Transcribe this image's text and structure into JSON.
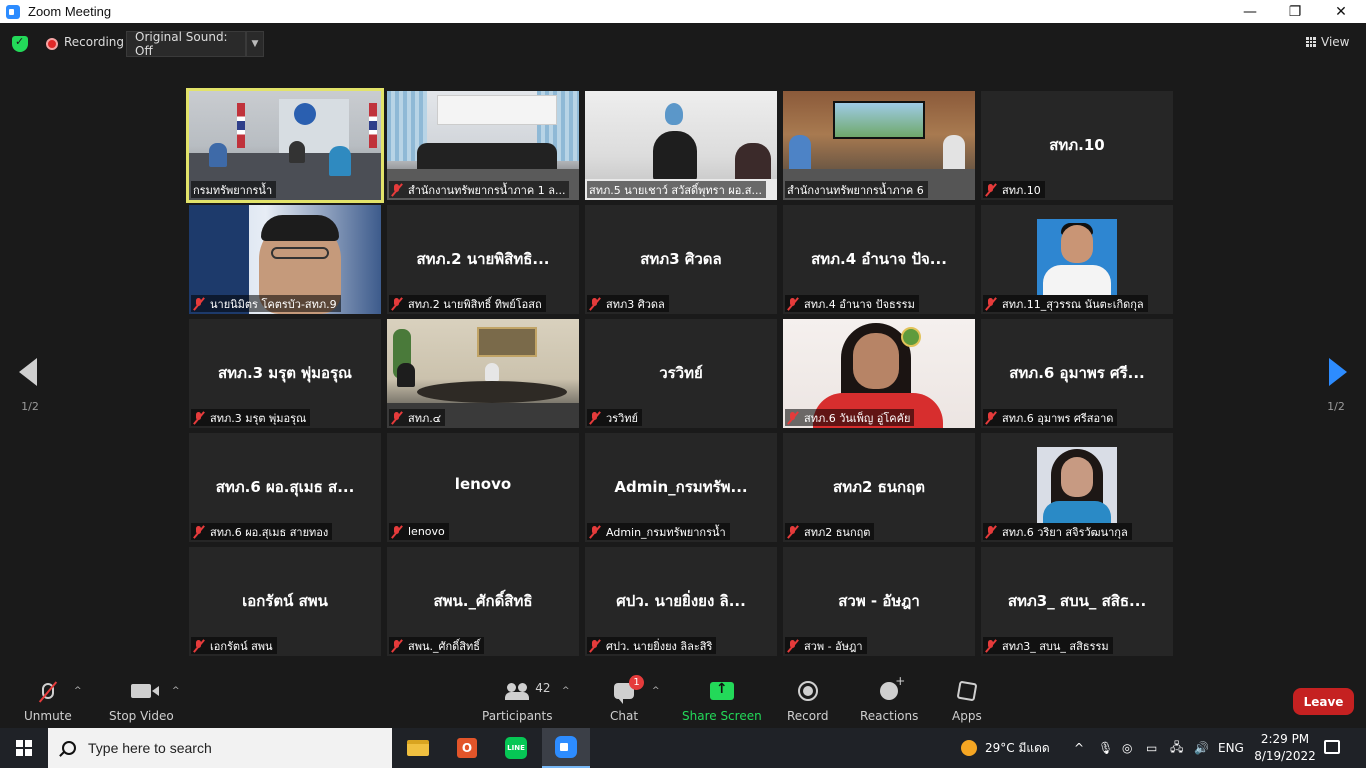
{
  "window": {
    "title": "Zoom Meeting",
    "minimize": "—",
    "restore": "❐",
    "close": "✕"
  },
  "topbar": {
    "recording_label": "Recording",
    "original_sound": "Original Sound: Off",
    "view_label": "View"
  },
  "pagination": {
    "left": "1/2",
    "right": "1/2"
  },
  "tiles": [
    {
      "big": "",
      "label": "กรมทรัพยากรน้ำ",
      "muted": false,
      "scene": "office",
      "active": true
    },
    {
      "big": "",
      "label": "สำนักงานทรัพยากรน้ำภาค 1 ล...",
      "muted": true,
      "scene": "meet1"
    },
    {
      "big": "",
      "label": "สทภ.5 นายเชาว์ สวัสดิ์พุทรา ผอ.ส...",
      "muted": false,
      "scene": "meet2"
    },
    {
      "big": "",
      "label": "สำนักงานทรัพยากรน้ำภาค 6",
      "muted": false,
      "scene": "meet3"
    },
    {
      "big": "สทภ.10",
      "label": "สทภ.10",
      "muted": true,
      "scene": "none"
    },
    {
      "big": "",
      "label": "นายนิมิตร โคตรบัว-สทภ.9",
      "muted": true,
      "scene": "man"
    },
    {
      "big": "สทภ.2 นายพิสิทธิ...",
      "label": "สทภ.2 นายพิสิทธิ์ ทิพย์โอสถ",
      "muted": true,
      "scene": "none"
    },
    {
      "big": "สทภ3 ศิวดล",
      "label": "สทภ3 ศิวดล",
      "muted": true,
      "scene": "none"
    },
    {
      "big": "สทภ.4 อำนาจ ปัจ...",
      "label": "สทภ.4 อำนาจ ปัจธรรม",
      "muted": true,
      "scene": "none"
    },
    {
      "big": "",
      "label": "สทภ.11_สุวรรณ นันตะเกิดกุล",
      "muted": true,
      "scene": "avatar-officer"
    },
    {
      "big": "สทภ.3 มรุต พุ่มอรุณ",
      "label": "สทภ.3 มรุต พุ่มอรุณ",
      "muted": true,
      "scene": "none"
    },
    {
      "big": "",
      "label": "สทภ.๔",
      "muted": true,
      "scene": "room4"
    },
    {
      "big": "วรวิทย์",
      "label": "วรวิทย์",
      "muted": true,
      "scene": "none"
    },
    {
      "big": "",
      "label": "สทภ.6 วันเพ็ญ อู่โคคัย",
      "muted": true,
      "scene": "woman"
    },
    {
      "big": "สทภ.6 อุมาพร ศรี...",
      "label": "สทภ.6 อุมาพร ศรีสอาด",
      "muted": true,
      "scene": "none"
    },
    {
      "big": "สทภ.6 ผอ.สุเมธ ส...",
      "label": "สทภ.6 ผอ.สุเมธ สายทอง",
      "muted": true,
      "scene": "none"
    },
    {
      "big": "lenovo",
      "label": "lenovo",
      "muted": true,
      "scene": "none"
    },
    {
      "big": "Admin_กรมทรัพ...",
      "label": "Admin_กรมทรัพยากรน้ำ",
      "muted": true,
      "scene": "none"
    },
    {
      "big": "สทภ2 ธนกฤต",
      "label": "สทภ2 ธนกฤต",
      "muted": true,
      "scene": "none"
    },
    {
      "big": "",
      "label": "สทภ.6 วริยา สจิรวัฒนากุล",
      "muted": true,
      "scene": "avatar-lady"
    },
    {
      "big": "เอกรัตน์ สพน",
      "label": "เอกรัตน์ สพน",
      "muted": true,
      "scene": "none"
    },
    {
      "big": "สพน._ศักดิ์สิทธิ",
      "label": "สพน._ศักดิ์สิทธิ์",
      "muted": true,
      "scene": "none"
    },
    {
      "big": "ศปว. นายยิ่งยง ลิ...",
      "label": "ศปว. นายยิ่งยง ลิละสิริ",
      "muted": true,
      "scene": "none"
    },
    {
      "big": "สวพ - อัษฎา",
      "label": "สวพ - อัษฎา",
      "muted": true,
      "scene": "none"
    },
    {
      "big": "สทภ3_ สบน_ สสิธ...",
      "label": "สทภ3_ สบน_ สสิธรรม",
      "muted": true,
      "scene": "none"
    }
  ],
  "toolbar": {
    "unmute": "Unmute",
    "stop_video": "Stop Video",
    "participants": "Participants",
    "participants_count": "42",
    "chat": "Chat",
    "chat_badge": "1",
    "share_screen": "Share Screen",
    "record": "Record",
    "reactions": "Reactions",
    "apps": "Apps",
    "leave": "Leave",
    "caret": "^"
  },
  "colors": {
    "accent": "#2d8cff",
    "share_green": "#23d959",
    "leave_red": "#c52121",
    "active_speaker": "#e2e36a",
    "mute_red": "#e53b3b"
  },
  "taskbar": {
    "search_placeholder": "Type here to search",
    "office_letter": "O",
    "line_label": "LINE",
    "weather": "29°C มีแดด",
    "tray_arrow": "^",
    "language": "ENG",
    "time": "2:29 PM",
    "date": "8/19/2022"
  }
}
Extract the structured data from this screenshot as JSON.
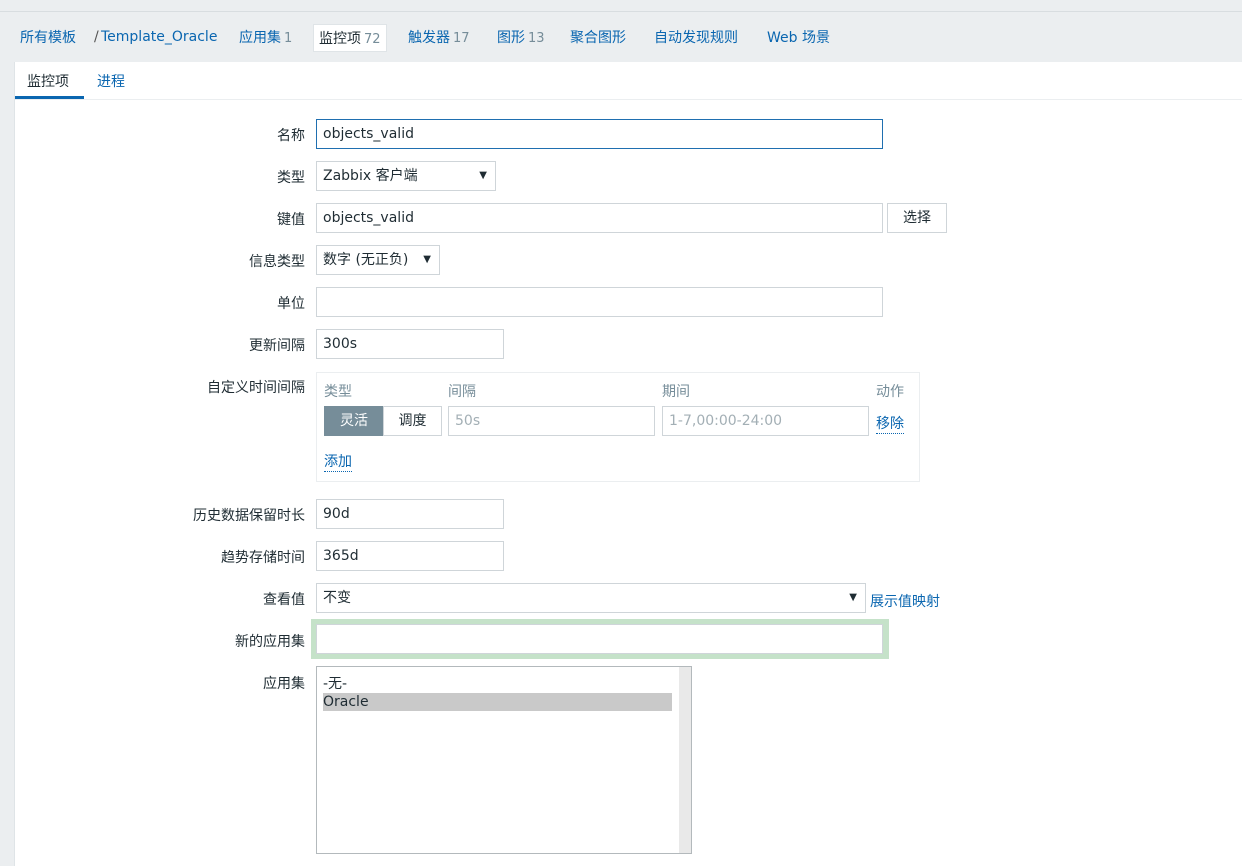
{
  "breadcrumb": {
    "all_templates": "所有模板",
    "separator": "/",
    "template_name": "Template_Oracle"
  },
  "nav": [
    {
      "label": "应用集",
      "count": "1"
    },
    {
      "label": "监控项",
      "count": "72"
    },
    {
      "label": "触发器",
      "count": "17"
    },
    {
      "label": "图形",
      "count": "13"
    },
    {
      "label": "聚合图形",
      "count": ""
    },
    {
      "label": "自动发现规则",
      "count": ""
    },
    {
      "label": "Web 场景",
      "count": ""
    }
  ],
  "tabs": [
    "监控项",
    "进程"
  ],
  "form": {
    "name_label": "名称",
    "name_value": "objects_valid",
    "type_label": "类型",
    "type_value": "Zabbix 客户端",
    "key_label": "键值",
    "key_value": "objects_valid",
    "select_button": "选择",
    "info_type_label": "信息类型",
    "info_type_value": "数字 (无正负)",
    "units_label": "单位",
    "units_value": "",
    "update_interval_label": "更新间隔",
    "update_interval_value": "300s",
    "custom_intervals_label": "自定义时间间隔",
    "custom_intervals": {
      "col_type": "类型",
      "col_interval": "间隔",
      "col_period": "期间",
      "col_action": "动作",
      "toggle_flexible": "灵活",
      "toggle_scheduling": "调度",
      "interval_placeholder": "50s",
      "period_placeholder": "1-7,00:00-24:00",
      "remove_link": "移除",
      "add_link": "添加"
    },
    "history_label": "历史数据保留时长",
    "history_value": "90d",
    "trends_label": "趋势存储时间",
    "trends_value": "365d",
    "show_value_label": "查看值",
    "show_value_value": "不变",
    "show_value_mapping_link": "展示值映射",
    "new_application_label": "新的应用集",
    "new_application_value": "",
    "applications_label": "应用集",
    "applications_options": [
      "-无-",
      "Oracle"
    ]
  },
  "colors": {
    "link": "#0a66b0",
    "toggle_active": "#768d99",
    "focus_glow": "#c5e2c9"
  }
}
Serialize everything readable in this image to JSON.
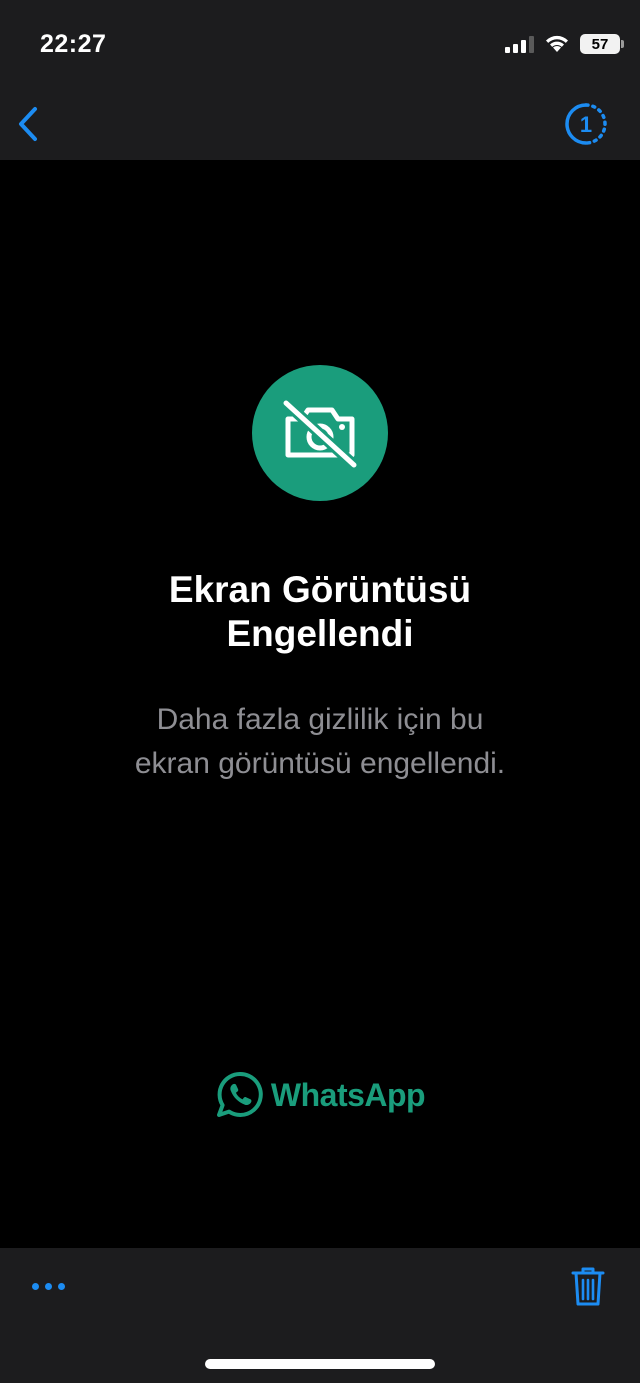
{
  "status_bar": {
    "time": "22:27",
    "battery_level": "57",
    "icons": [
      "signal-icon",
      "wifi-icon",
      "battery-icon"
    ]
  },
  "nav_bar": {
    "back_icon": "chevron-left-icon",
    "view_once_label": "1"
  },
  "content": {
    "icon": "camera-off-icon",
    "title_line1": "Ekran Görüntüsü",
    "title_line2": "Engellendi",
    "subtitle_line1": "Daha fazla gizlilik için bu",
    "subtitle_line2": "ekran görüntüsü engellendi.",
    "brand_name": "WhatsApp",
    "brand_icon": "whatsapp-logo-icon"
  },
  "bottom_bar": {
    "more_icon": "ellipsis-icon",
    "delete_icon": "trash-icon"
  },
  "colors": {
    "accent_blue": "#1c8cf2",
    "whatsapp_green": "#1a9d7c",
    "bar_background": "#1c1c1e",
    "subtitle_gray": "#8e8e93"
  }
}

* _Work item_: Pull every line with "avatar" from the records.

* _Exercise response_:
      "scene": "avatar-officer"
      "scene": "avatar-lady"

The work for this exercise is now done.